The Lowcountry is Doggone Friendly

Ever noticed when walking down King Street that every shop has a water bowl for the dogs sitting by the door?  I have never lived in a community that embraces dog life like the Lowcountry. 

When I first moved here, I thought it very convenient that every neighborhood I lived in had a dog park a few steps away. This made getting out and meeting new people really easy!  If only my dog, Tater was more social. The truth is, trips to the dog park were more for my socialization than his. 

When my husband David and I listed our first house for sale, we would have to scramble to get Tater out of the house for hours while it was shown.
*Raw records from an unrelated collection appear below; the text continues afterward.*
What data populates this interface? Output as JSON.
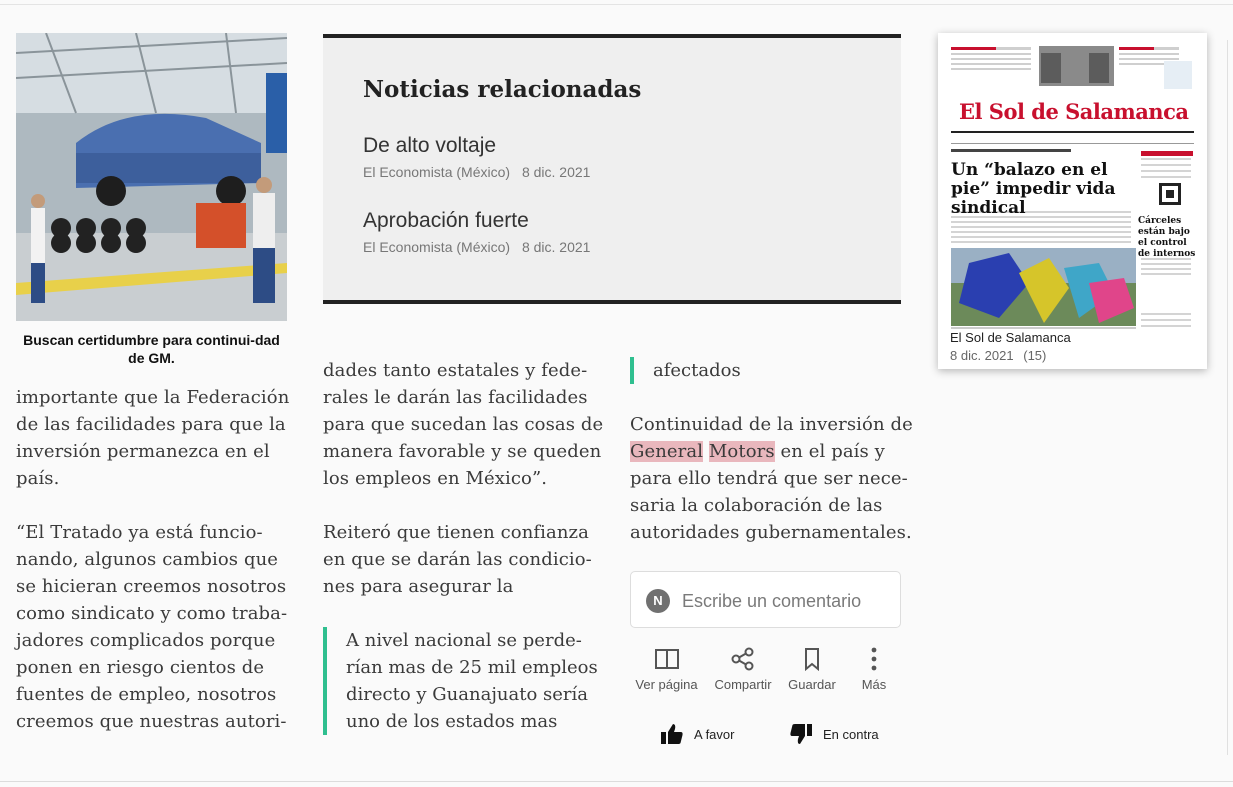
{
  "article": {
    "photo": {
      "alt": "",
      "icon": "factory-photo"
    },
    "caption": "Buscan certidumbre para continui-dad de GM.",
    "col1": [
      "importante que la Federación de las facilidades para que la inversión permanezca en el país.",
      "“El Tratado ya está funcio-nando, algunos cambios que se hicieran creemos nosotros como sindicato y como traba-jadores complicados porque ponen en riesgo cientos de fuentes de empleo, nosotros creemos que nuestras autori-"
    ],
    "col2": [
      "dades tanto estatales y fede-rales le darán las facilidades para que sucedan las cosas de manera favorable y se queden los empleos en México”.",
      "Reiteró que tienen confianza en que se darán las condicio-nes para asegurar la"
    ],
    "col2_quote": "A nivel nacional se perde-rían mas de 25 mil empleos directo y Guanajuato sería uno de los estados mas",
    "col3_quote": "afectados",
    "col3": {
      "before": "Continuidad de la inversión de ",
      "hl1": "General",
      "hl2": "Motors",
      "after": " en el país y para ello tendrá que ser nece-saria la colaboración de las autoridades gubernamentales."
    }
  },
  "related": {
    "heading": "Noticias relacionadas",
    "items": [
      {
        "title": "De alto voltaje",
        "source": "El Economista (México)",
        "date": "8 dic. 2021"
      },
      {
        "title": "Aprobación fuerte",
        "source": "El Economista (México)",
        "date": "8 dic. 2021"
      }
    ]
  },
  "comment": {
    "avatar_letter": "N",
    "placeholder": "Escribe un comentario"
  },
  "actions": [
    {
      "label": "Ver página",
      "icon": "book-open-icon"
    },
    {
      "label": "Compartir",
      "icon": "share-icon"
    },
    {
      "label": "Guardar",
      "icon": "bookmark-icon"
    },
    {
      "label": "Más",
      "icon": "more-vertical-icon"
    }
  ],
  "votes": {
    "favor": "A favor",
    "contra": "En contra"
  },
  "newspaper": {
    "name": "El Sol de Salamanca",
    "date": "8 dic. 2021",
    "count": "(15)",
    "masthead": "El Sol de Salamanca",
    "headline": "Un “balazo en el pie” impedir vida sindical",
    "side_headline": "Cárceles están bajo el control de internos"
  },
  "colors": {
    "accent": "#2fbf8f",
    "highlight": "#e9b7bd",
    "masthead": "#c8102e"
  }
}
At first, I was panicking about where we could go with Tater in tow, but as it turns out, he was welcome everywhere. We dined on restaurant patios outside, spent hours in the small dog park at the James Island Country Park (by the term ‘small’ I mean there are multiple dog parks separated by your dog’s actual size), and memorized the dog friendly beach hours for long afternoon and early morning walks. 
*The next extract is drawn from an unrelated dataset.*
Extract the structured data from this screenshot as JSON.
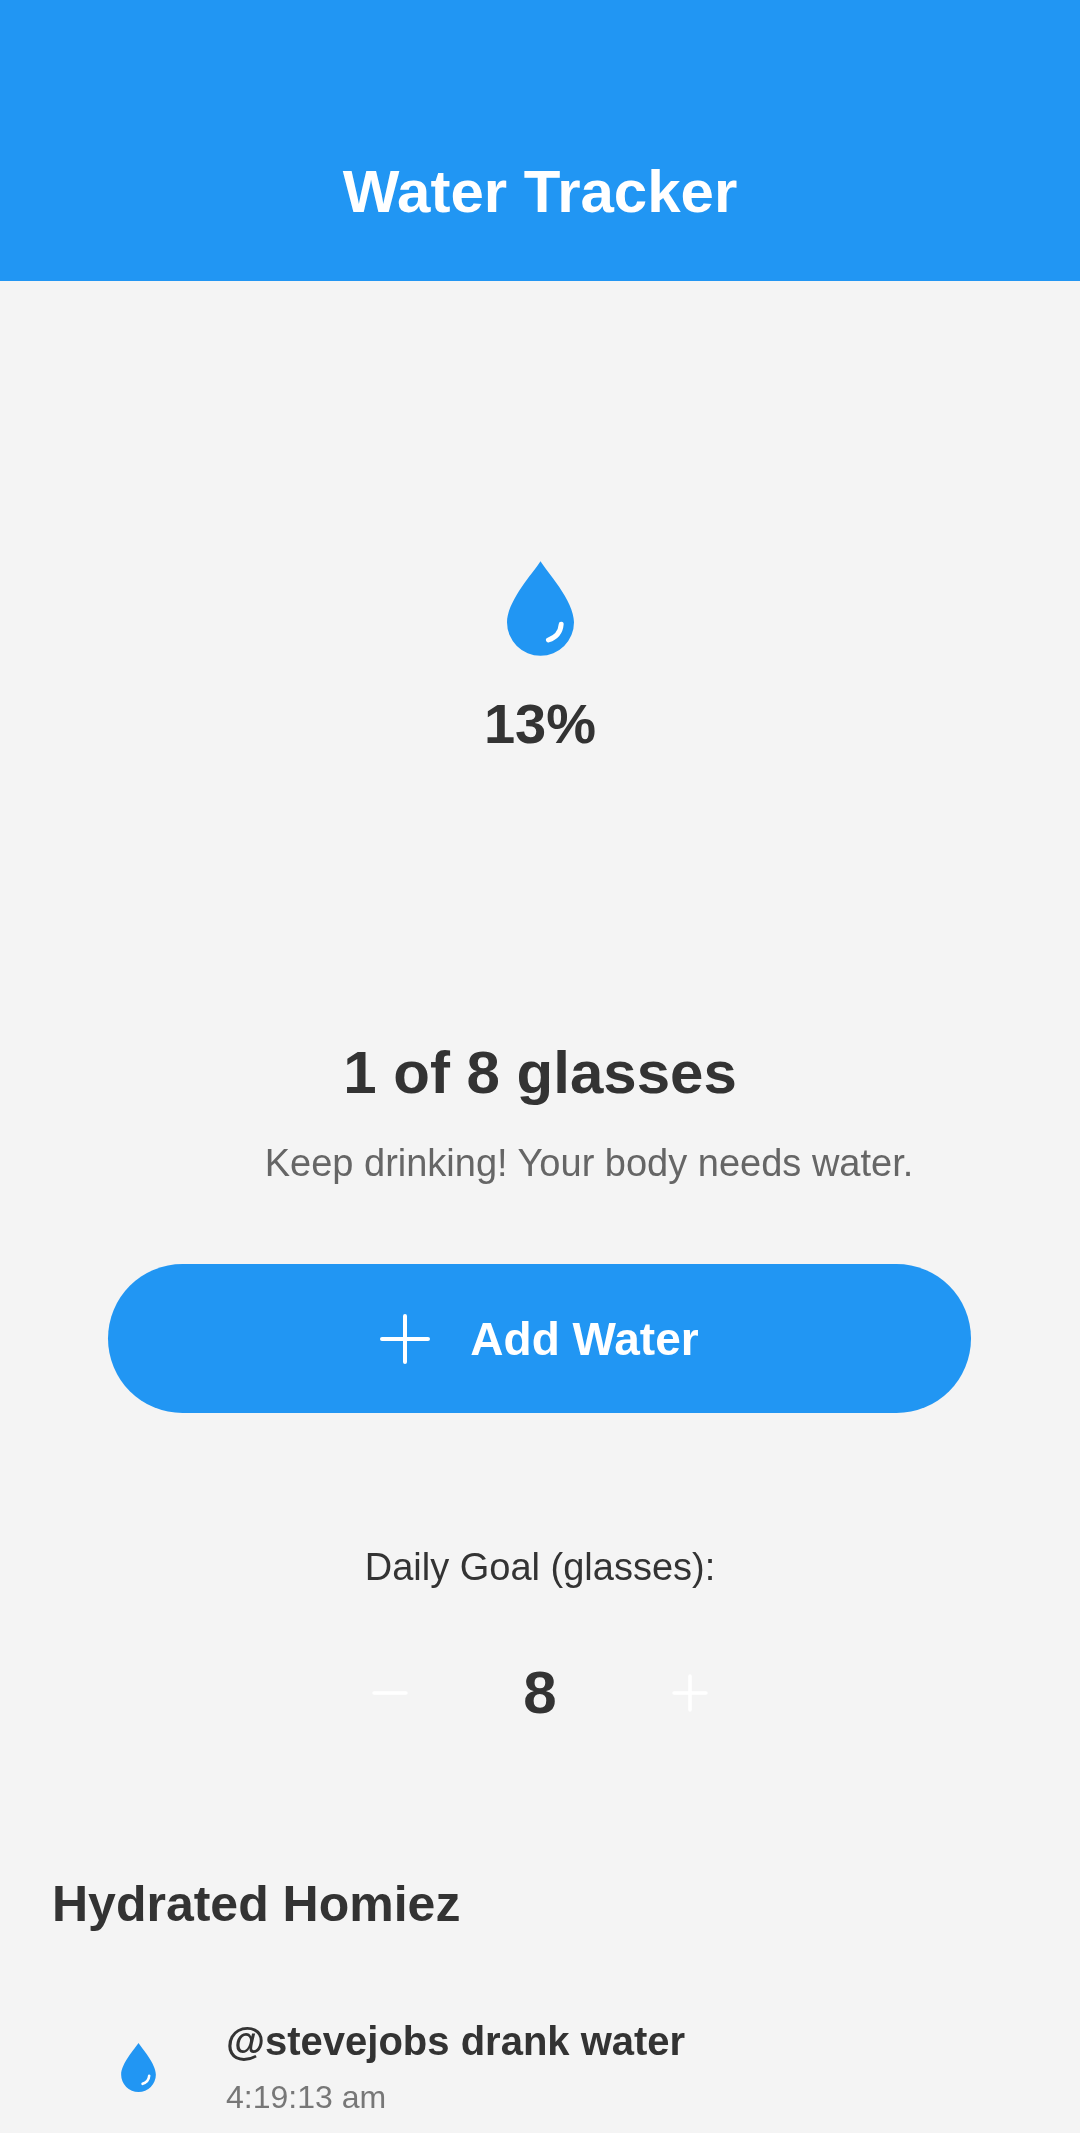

After our house sold, we continued to take Tater everywhere. Lost Dog café on Folly Beach is perfect for an early morning breakfast after a long morning beach walk. Strolls down King Street with the occasional stop for a drink of water from one of those strategically placed doggie bowls, and trips to Dolittle’s doggie bakery are just a few of our regular stops now. 

Below are a few more opportunities for you and your pet to enjoy the Lowcountry lifestyle: 
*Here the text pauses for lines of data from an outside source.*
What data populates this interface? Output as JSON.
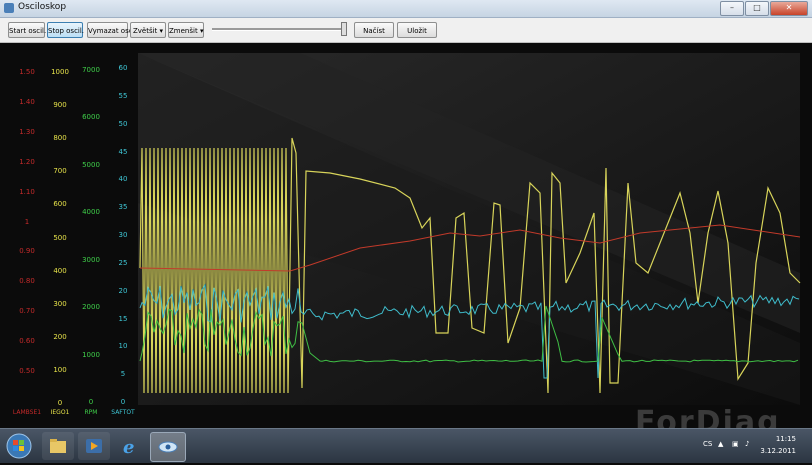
{
  "window": {
    "title": "Osciloskop"
  },
  "toolbar": {
    "start": "Start oscil.",
    "stop": "Stop oscil.",
    "clear": "Vymazat oscil.",
    "zoom_in": "Zvětšit",
    "zoom_out": "Zmenšit",
    "load": "Načíst",
    "save": "Uložit"
  },
  "scales": {
    "lambda": {
      "label": "LAMBSE1",
      "color": "#c42a2a",
      "ticks": [
        "1.50",
        "1.40",
        "1.30",
        "1.20",
        "1.10",
        "1",
        "0.90",
        "0.80",
        "0.70",
        "0.60",
        "0.50"
      ]
    },
    "iego": {
      "label": "IEGO1",
      "color": "#e6e24a",
      "ticks": [
        "1000",
        "900",
        "800",
        "700",
        "600",
        "500",
        "400",
        "300",
        "200",
        "100",
        "0"
      ]
    },
    "rpm": {
      "label": "RPM",
      "color": "#3fcf4a",
      "ticks": [
        "7000",
        "6000",
        "5000",
        "4000",
        "3000",
        "2000",
        "1000",
        "0"
      ]
    },
    "saftot": {
      "label": "SAFTOT",
      "color": "#3fc7d6",
      "ticks": [
        "60",
        "55",
        "50",
        "45",
        "40",
        "35",
        "30",
        "25",
        "20",
        "15",
        "10",
        "5",
        "0"
      ]
    }
  },
  "taskbar": {
    "time": "11:15",
    "date": "3.12.2011",
    "lang": "CS"
  },
  "watermark": "ForDiag"
}
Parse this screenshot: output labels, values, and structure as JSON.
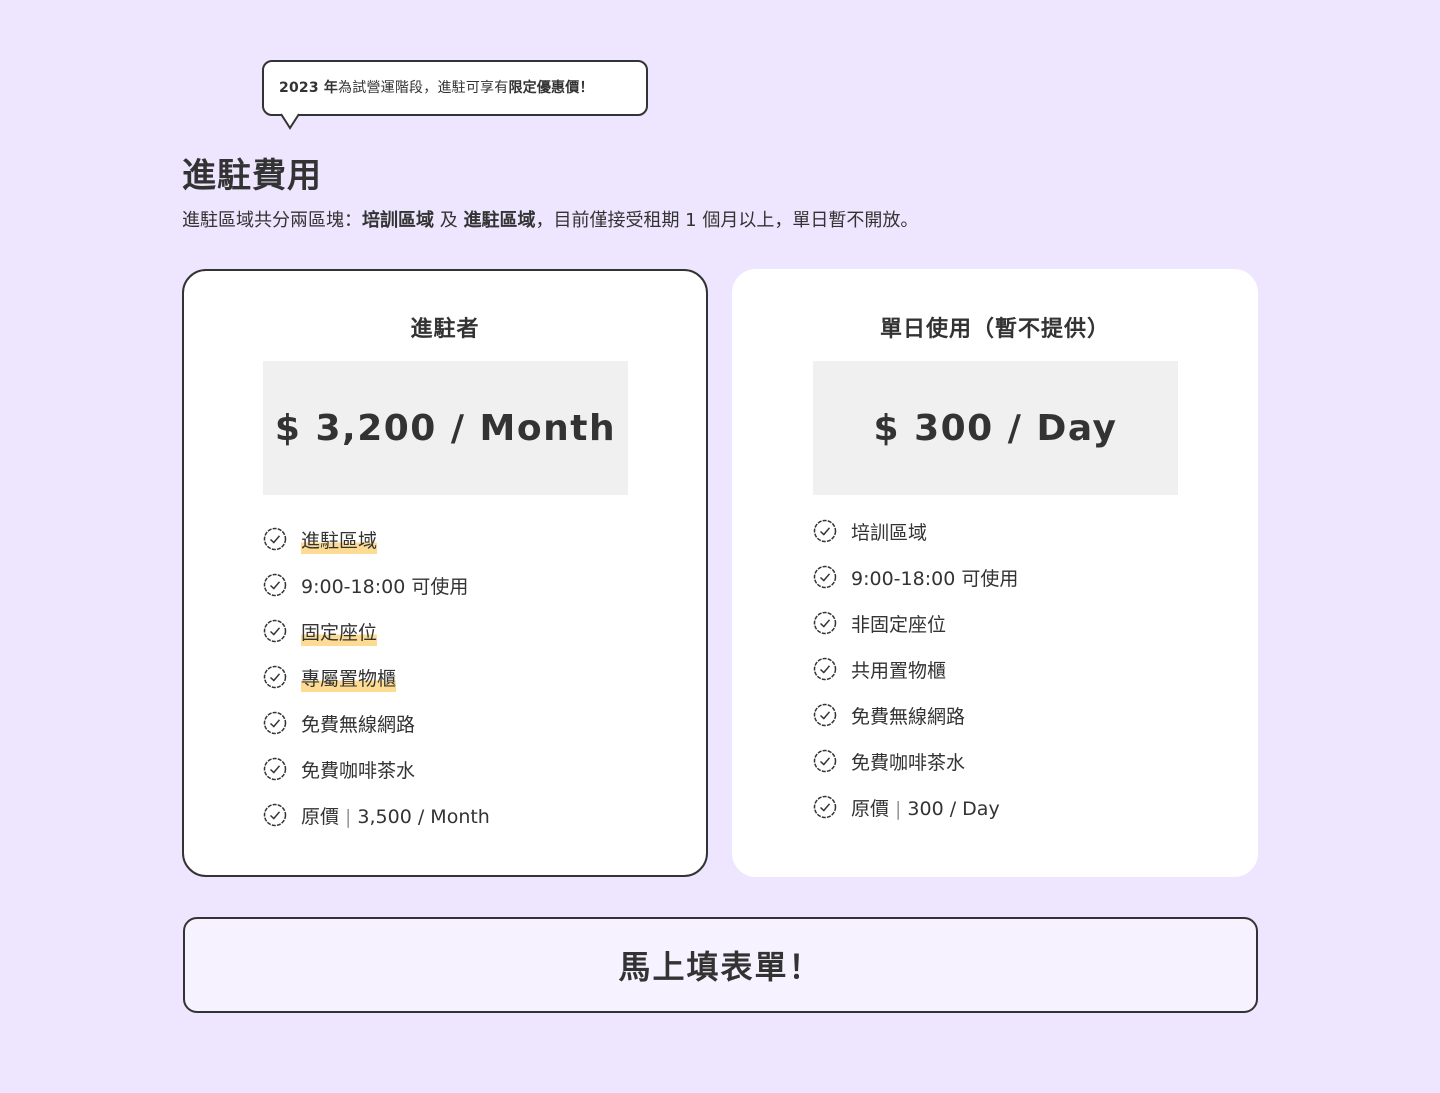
{
  "notice": {
    "bold_year": "2023 年",
    "text": "為試營運階段，進駐可享有",
    "bold_offer": "限定優惠價！"
  },
  "section": {
    "title": "進駐費用",
    "desc_prefix": "進駐區域共分兩區塊：",
    "area_a": "培訓區域",
    "conj": " 及 ",
    "area_b": "進駐區域",
    "desc_suffix": "，目前僅接受租期 1 個月以上，單日暫不開放。"
  },
  "plans": [
    {
      "title": "進駐者",
      "price": "$ 3,200 / Month",
      "features": [
        {
          "text": "進駐區域",
          "highlight": true
        },
        {
          "text": "9:00-18:00 可使用",
          "highlight": false
        },
        {
          "text": "固定座位",
          "highlight": true
        },
        {
          "text": "專屬置物櫃",
          "highlight": true
        },
        {
          "text": "免費無線網路",
          "highlight": false
        },
        {
          "text": "免費咖啡茶水",
          "highlight": false
        }
      ],
      "original_label": "原價",
      "original_price": "3,500 / Month"
    },
    {
      "title": "單日使用（暫不提供）",
      "price": "$ 300 / Day",
      "features": [
        {
          "text": "培訓區域",
          "highlight": false
        },
        {
          "text": "9:00-18:00 可使用",
          "highlight": false
        },
        {
          "text": "非固定座位",
          "highlight": false
        },
        {
          "text": "共用置物櫃",
          "highlight": false
        },
        {
          "text": "免費無線網路",
          "highlight": false
        },
        {
          "text": "免費咖啡茶水",
          "highlight": false
        }
      ],
      "original_label": "原價",
      "original_price": "300 / Day"
    }
  ],
  "cta": {
    "label": "馬上填表單！"
  },
  "colors": {
    "background": "#ede6fe",
    "highlight": "#fddb92",
    "border": "#333333"
  }
}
My dog, Tater, who prefers the bench with his dad to the ground.

My dog, Tater, who prefers the bench with his dad to the ground.


Emily's dog, Miles, on his first birthday at the James Island County Dog Park

Emily's dog, Miles, on his first birthday at the James Island County Dog Park